There is also the opportunity to interact with the client, especially big corporations and government agencies. Specifiers learn diplomacy to convince people to change their mind, accept new realities, and even abandon long-cherished traditions in product selections or contract administration. MasterFormatDivisions 00 and 01 are always a Pandora’s Box and, spec writers can tactfully help clients moderate their strict—and sometimes contradicting—requirements. This problem also occurs with contractors turned into construction managers for projects with multiple contracts: some create their own very specific ‘General Conditions,’ mixing Divisions 00 and 01. In an ideal world, the specifier will be able to patiently go through them, suggest changes or edit own documents, and avoid contradicting or repeating their clauses. In the end, both clients and contractors frequently appreciate your involvement and intervention. I personally get a great deal of satisfaction when seeing specifications helping ensure no major surprises occur in project after project, and that no major conflicts happen during or after construction. When contractors tell the architect the specifier has left nothing to chance (even when said a little negatively), the spec writer knows he or she has done the job properly. The other group of people with whom you cultivate long enduring relationships are the trade reps.

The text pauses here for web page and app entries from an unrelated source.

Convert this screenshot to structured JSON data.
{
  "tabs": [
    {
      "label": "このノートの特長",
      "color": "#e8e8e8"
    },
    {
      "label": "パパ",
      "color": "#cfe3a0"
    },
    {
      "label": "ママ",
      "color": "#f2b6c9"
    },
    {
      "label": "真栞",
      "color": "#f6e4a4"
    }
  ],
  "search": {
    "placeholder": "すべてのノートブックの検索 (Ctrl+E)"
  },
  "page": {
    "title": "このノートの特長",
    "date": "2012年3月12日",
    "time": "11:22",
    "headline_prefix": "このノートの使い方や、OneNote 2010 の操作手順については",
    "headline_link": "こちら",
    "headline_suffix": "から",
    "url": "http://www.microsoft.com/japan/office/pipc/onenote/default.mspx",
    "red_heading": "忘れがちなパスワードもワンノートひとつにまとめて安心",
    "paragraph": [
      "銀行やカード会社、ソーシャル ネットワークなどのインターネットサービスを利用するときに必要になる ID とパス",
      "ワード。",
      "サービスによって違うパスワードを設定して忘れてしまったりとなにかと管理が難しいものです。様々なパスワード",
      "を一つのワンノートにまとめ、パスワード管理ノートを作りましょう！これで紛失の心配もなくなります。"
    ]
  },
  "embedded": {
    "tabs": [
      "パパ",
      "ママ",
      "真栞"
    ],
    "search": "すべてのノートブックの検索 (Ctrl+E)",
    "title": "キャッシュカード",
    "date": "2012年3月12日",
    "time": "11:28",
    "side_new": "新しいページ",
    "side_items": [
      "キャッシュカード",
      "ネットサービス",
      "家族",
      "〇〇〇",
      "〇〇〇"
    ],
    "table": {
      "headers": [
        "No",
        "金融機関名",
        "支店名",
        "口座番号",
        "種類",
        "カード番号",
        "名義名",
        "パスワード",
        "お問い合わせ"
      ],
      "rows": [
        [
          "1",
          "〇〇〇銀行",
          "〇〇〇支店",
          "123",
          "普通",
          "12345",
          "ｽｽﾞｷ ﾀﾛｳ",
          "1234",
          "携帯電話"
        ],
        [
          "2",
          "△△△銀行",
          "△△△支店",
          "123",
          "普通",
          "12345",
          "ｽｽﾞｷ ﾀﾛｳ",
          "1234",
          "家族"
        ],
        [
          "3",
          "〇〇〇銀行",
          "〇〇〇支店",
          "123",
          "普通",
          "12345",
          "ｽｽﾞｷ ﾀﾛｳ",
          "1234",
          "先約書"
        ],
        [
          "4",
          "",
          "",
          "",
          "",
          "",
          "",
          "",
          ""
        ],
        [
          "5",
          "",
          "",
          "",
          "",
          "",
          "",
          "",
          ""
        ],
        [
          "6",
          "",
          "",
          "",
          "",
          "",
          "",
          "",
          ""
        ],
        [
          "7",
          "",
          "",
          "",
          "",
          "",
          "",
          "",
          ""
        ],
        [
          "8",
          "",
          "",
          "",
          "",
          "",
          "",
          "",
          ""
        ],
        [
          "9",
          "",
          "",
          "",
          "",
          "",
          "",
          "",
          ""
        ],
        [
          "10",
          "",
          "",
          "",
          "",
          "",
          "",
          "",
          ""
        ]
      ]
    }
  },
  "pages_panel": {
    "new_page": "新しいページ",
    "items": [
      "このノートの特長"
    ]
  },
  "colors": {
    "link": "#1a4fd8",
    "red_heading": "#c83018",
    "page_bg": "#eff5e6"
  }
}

These are your resource people, also your most critical readers. And you can benefit from their expertise and obtain their co-operation, so materials are correctly specified, obsolete ones removed from your specs, and new ones added. But you have to be fair, and make sure products of the same quality are listed as acceptable products for the same item. This approach gets a positive reaction from the representatives. As technologies evolve, products improve, new application procedures are adopted, the reps become your permanent assistants for information gathering, especially as fewer and fewer public resources remain to supply that kind of information to the professionals.
As many of our colleagues in the design department toil through their day in front of computers, we spec writers enjoy our position as their link with the outside world. At the same time, the project managers going to the site are also a valuable resource to bring to the specifier’s attention the various incongruities, inaccuracies, omissions, and other defects contained in the documentation. Together, the entire team works to continuously correct and improve the specifications. In other words, where others see rote ‘scribe work,’ I continually see new projects bringing new experiences, new knowledge, and, frequently, new adventures.
Vrej-Armen Artinian, CSC, CSI, is a graduate of Cairo University (B.Arch, 1964) and McGill University (M.Arch, 1969). He started his career specializing in the design of school buildings, then moved on to industrial buildings, laboratories, and research centres. Artinian has been a specification writer at Montréal-based NFOE et associés architectes since 1992. He is a member of Construction Specifications Canada (CSC), Ordre des architectes du Québec (OAQ), Construction Specifications Institute (CSI), Conseil du bâtiment durable du Canada (CBDCa) Section du Québec, and Conseil de l’enveloppe du bâtiment du Québec (CEBQ). He can be contacted via e-mail at firstname.lastname@example.org.